The law is available for anyone to read: https://www.legis.ga.gov/Legislation/en-US/display/20192020/HB/481

They didn’t read this one either. Like the Alabama bill, there is a provision for medically necessary abortions. No penalty exists for performing abortions to save the mother, or if the child is incapable of sustaining life after birth.


Also not criminalized are miscarriages. That is a spectacularly vile lie I keep seeing from the left. In fact, the Georgia law allows a woman who has an abortion to file for civil recovery:

(g) Any woman upon whom an abortion is performed in violation of this Code section may recover in a civil action from the person who engaged in such violation all damages available to her under Georgia law for any torts.


Interestingly, the Georgia law takes the idea of a detectable heartbeat as the point when they consider the fetus a valid person (natural person, under their code) further than Alabama. Unborn children now count towards census numbers, alimony, and as dependant children. Georgia has made unborn children full citizens under the law.

Mississippi Ban…Still Not Prosecuting Women Who Have An Abortion

By now I think you get the way this goes. The law, as passed in Mississippi, doesn’t target women for prosecution either. Similar to Georgia, there is no specific shield, but neither is there any language suggesting anyone other than the abortionist is subject to prosecution.

And again, the law is available for anyone to read: https://billstatus.ls.state.ms.us/documents/2019/pdf/SB/2100-2199/SB2116SG.pdf

Mississippi considers performing an abortion a misdemeanor, by the way. Their law is mostly about revoking licenses for doctors who perform abortions, and not much beyond that.

Ohio…No Prosecutions Here Either

Ok, this is long and legally dense. But not beyond understanding. The first several pages all deal with making sure to inform the woman of what’s happening, going to happen, and giving her time to consider it all.

Then it gets to the banning part.

And look! Just like Alabama:

Sec. 2919.193 2919.198. A pregnant woman on whom an abortion is performed or induced in violation of section 2919.191 or 2919.192 2919.193, 2919.194, or 2919.195 of the Revised Code is not guilty of violating any of those sections; is not guilty of attempting to commit, conspiring to commit, or complicity in committing a violation of any of those sections; and is not subject to a civil penalty based on the abortion being performed or induced in violation of any of those sections.

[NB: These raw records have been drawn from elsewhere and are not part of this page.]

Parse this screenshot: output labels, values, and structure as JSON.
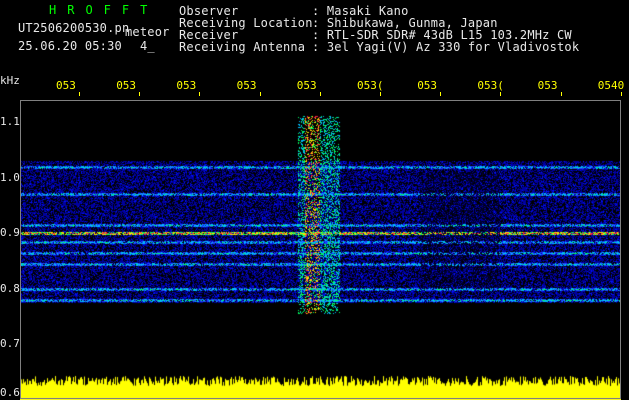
{
  "header": {
    "title": "HROFFT",
    "filename": "UT2506200530.pn",
    "mode": "meteor",
    "datetime": "25.06.20 05:30",
    "page_marker": "4_",
    "fields": [
      {
        "label": "Observer",
        "value": ": Masaki Kano"
      },
      {
        "label": "Receiving Location",
        "value": ": Shibukawa, Gunma, Japan"
      },
      {
        "label": "Receiver",
        "value": ": RTL-SDR SDR# 43dB L15 103.2MHz CW"
      },
      {
        "label": "Receiving Antenna",
        "value": ": 3el Yagi(V) Az 330 for Vladivostok"
      }
    ]
  },
  "axes": {
    "y_unit": "kHz",
    "y_ticks": [
      "1.1",
      "1.0",
      "0.9",
      "0.8",
      "0.7",
      "0.6"
    ],
    "x_ticks": [
      "053",
      "053",
      "053",
      "053",
      "053",
      "053(",
      "053",
      "053(",
      "053",
      "0540"
    ]
  },
  "spectrogram": {
    "freq_range_khz": [
      0.6,
      1.14
    ],
    "signal_bands_khz": [
      1.02,
      0.97,
      0.915,
      0.9,
      0.885,
      0.865,
      0.845,
      0.8,
      0.78
    ],
    "strong_carrier_khz": 0.9,
    "colors": {
      "background": "#000000",
      "noise_floor": "#0000a0",
      "mid": "#00c0ff",
      "high": "#00ff60",
      "peak": "#ff2040",
      "noise_strip": "#ffff00",
      "tick_color": "#ffff00",
      "title_color": "#00ff00"
    }
  }
}
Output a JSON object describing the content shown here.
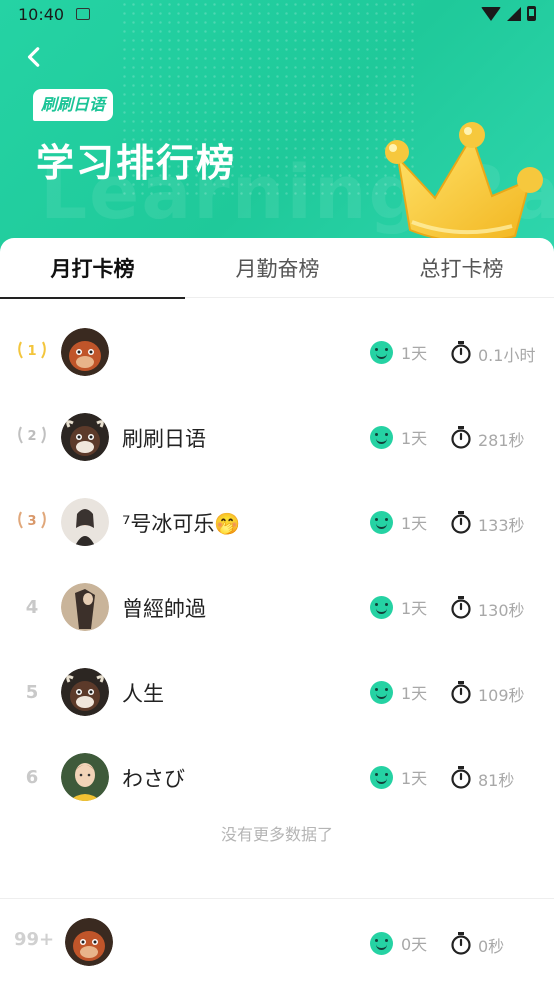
{
  "status_bar": {
    "time": "10:40"
  },
  "header": {
    "brand": "刷刷日语",
    "title": "学习排行榜",
    "watermark": "Learning Rank"
  },
  "tabs": [
    {
      "label": "月打卡榜",
      "active": true
    },
    {
      "label": "月勤奋榜",
      "active": false
    },
    {
      "label": "总打卡榜",
      "active": false
    }
  ],
  "colors": {
    "accent": "#25d2a3",
    "gold": "#f3c53c",
    "silver": "#c0c0c0",
    "bronze": "#e0a77a"
  },
  "rankings": [
    {
      "rank": "1",
      "name": "",
      "days": "1天",
      "time": "0.1小时",
      "avatar": "cartoon-bull-red"
    },
    {
      "rank": "2",
      "name": "刷刷日语",
      "days": "1天",
      "time": "281秒",
      "avatar": "cartoon-bull-dark"
    },
    {
      "rank": "3",
      "name": "⁷号冰可乐🤭",
      "days": "1天",
      "time": "133秒",
      "avatar": "person-photo-light"
    },
    {
      "rank": "4",
      "name": "曾經帥過",
      "days": "1天",
      "time": "130秒",
      "avatar": "person-photo-dark"
    },
    {
      "rank": "5",
      "name": "人生",
      "days": "1天",
      "time": "109秒",
      "avatar": "cartoon-bull-dark"
    },
    {
      "rank": "6",
      "name": "わさび",
      "days": "1天",
      "time": "81秒",
      "avatar": "cartoon-man"
    }
  ],
  "no_more_text": "没有更多数据了",
  "my_rank": {
    "rank": "99+",
    "days": "0天",
    "time": "0秒"
  }
}
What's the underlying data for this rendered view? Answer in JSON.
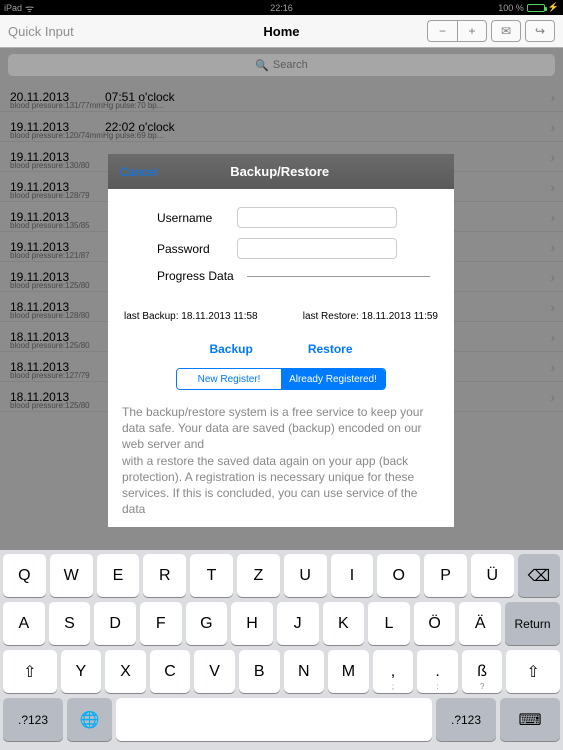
{
  "status": {
    "device": "iPad",
    "time": "22:16",
    "battery": "100 %"
  },
  "nav": {
    "left": "Quick Input",
    "title": "Home"
  },
  "search": {
    "placeholder": "Search"
  },
  "rows": [
    {
      "date": "20.11.2013",
      "time": "07:51 o'clock",
      "sub": "blood pressure:131/77mmHg pulse:70 bp..."
    },
    {
      "date": "19.11.2013",
      "time": "22:02 o'clock",
      "sub": "blood pressure:120/74mmHg pulse:69 bp..."
    },
    {
      "date": "19.11.2013",
      "time": "",
      "sub": "blood pressure:130/80"
    },
    {
      "date": "19.11.2013",
      "time": "",
      "sub": "blood pressure:128/79"
    },
    {
      "date": "19.11.2013",
      "time": "",
      "sub": "blood pressure:135/85"
    },
    {
      "date": "19.11.2013",
      "time": "",
      "sub": "blood pressure:121/87"
    },
    {
      "date": "19.11.2013",
      "time": "",
      "sub": "blood pressure:125/80"
    },
    {
      "date": "18.11.2013",
      "time": "",
      "sub": "blood pressure:128/80"
    },
    {
      "date": "18.11.2013",
      "time": "",
      "sub": "blood pressure:125/80"
    },
    {
      "date": "18.11.2013",
      "time": "",
      "sub": "blood pressure:127/79"
    },
    {
      "date": "18.11.2013",
      "time": "",
      "sub": "blood pressure:125/80"
    }
  ],
  "modal": {
    "cancel": "Cancel",
    "title": "Backup/Restore",
    "username_label": "Username",
    "password_label": "Password",
    "progress_label": "Progress Data",
    "last_backup": "last Backup: 18.11.2013 11:58",
    "last_restore": "last Restore: 18.11.2013 11:59",
    "backup_btn": "Backup",
    "restore_btn": "Restore",
    "new_register": "New Register!",
    "already_registered": "Already Registered!",
    "description": "The backup/restore system is a free service to keep your data safe. Your data are saved (backup) encoded on our web server and\nwith a restore the saved data again on your app (back protection). A registration is necessary unique for these services. If this is concluded, you can use service of the data"
  },
  "keyboard": {
    "row1": [
      "Q",
      "W",
      "E",
      "R",
      "T",
      "Z",
      "U",
      "I",
      "O",
      "P",
      "Ü"
    ],
    "row2": [
      "A",
      "S",
      "D",
      "F",
      "G",
      "H",
      "J",
      "K",
      "L",
      "Ö",
      "Ä"
    ],
    "row3": [
      "Y",
      "X",
      "C",
      "V",
      "B",
      "N",
      "M",
      ",",
      ".",
      "ß"
    ],
    "return": "Return",
    "sym": ".?123"
  }
}
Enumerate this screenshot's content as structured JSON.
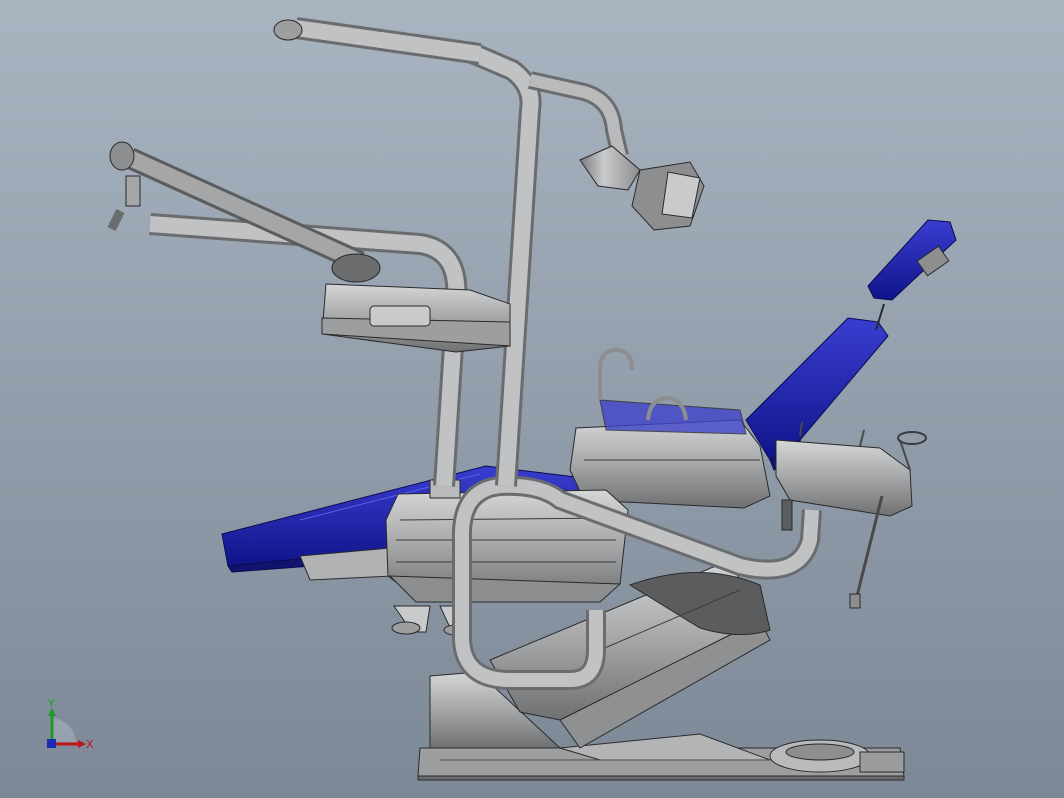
{
  "view": {
    "background_top": "#a9b4c1",
    "background_bottom": "#7d8896"
  },
  "colors": {
    "upholstery": "#1e22a8",
    "upholstery_dark": "#10146e",
    "metal": "#a4a6a8",
    "metal_light": "#c8cacc",
    "metal_dark": "#6a6c6e",
    "edge": "#2a2a2a"
  },
  "triad": {
    "x_label": "X",
    "y_label": "Y",
    "x_color": "#c0161b",
    "y_color": "#1f9a2a",
    "z_color": "#1a2bb8"
  }
}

Now…Introduced But Not Passed

  • Florida: Both HB 235 and SB 792 died in committee.
  • Maryland: HB 978 withdrawn, HB 933 still in committee, but has been untouched since March 8, so might be dead.
  • Minnesota: HF 271 / SF 869 are both still in committee.
  • Missouri: Passed and pending executive action. Includes explicit ‘no prosecution’ statement.
  • South Carolina: Still in committee. Includes explicit ‘no prosecution’ statement.
  • Tennessee: Passed from the House to the Senate, no further actions at this time.
  • Texas: Introduced, still in committee. Includes explicit ‘no prosecution’ statement, but less strongly worded than the others.
  • West Virginia: Both HB 2903 and HB 2915 are still in committee, and will likely be reconciled into one bill. 2915 deals with fetal body parts, and tacks on the heartbeat section second. Both include explicit ‘no prosecution’ statements.

So, of the pending and passed-but-not-blocked fetal heartbeat bills, not one applies penalties to the woman having the abortion. Several explicitly forbid penalty to the woman, both criminal and civil. None ‘outlaw’ miscarriage.

In all of the bills I read (16 of them), each and every one explicitly permits abortion to save the mother and in cases where the fetus is not viable. And when no heartbeat is detected. And ectopic pregnancy. Each of them also allows a doctor to declare such an emergency, and proceed with the abortion. Alabama does require a second opinion “within 180 days after the abortion is completed”. Which isn’t much of a block to abortion – it’s not like a dissenting opinion can cause it to be unaborted.

Look, the information is out there if you want to find it. It isn’t even hard. The only reason to not look is because you don’t care about facts, only about justifying a political position. Full stop.

If you want to be taken seriously, stop lying.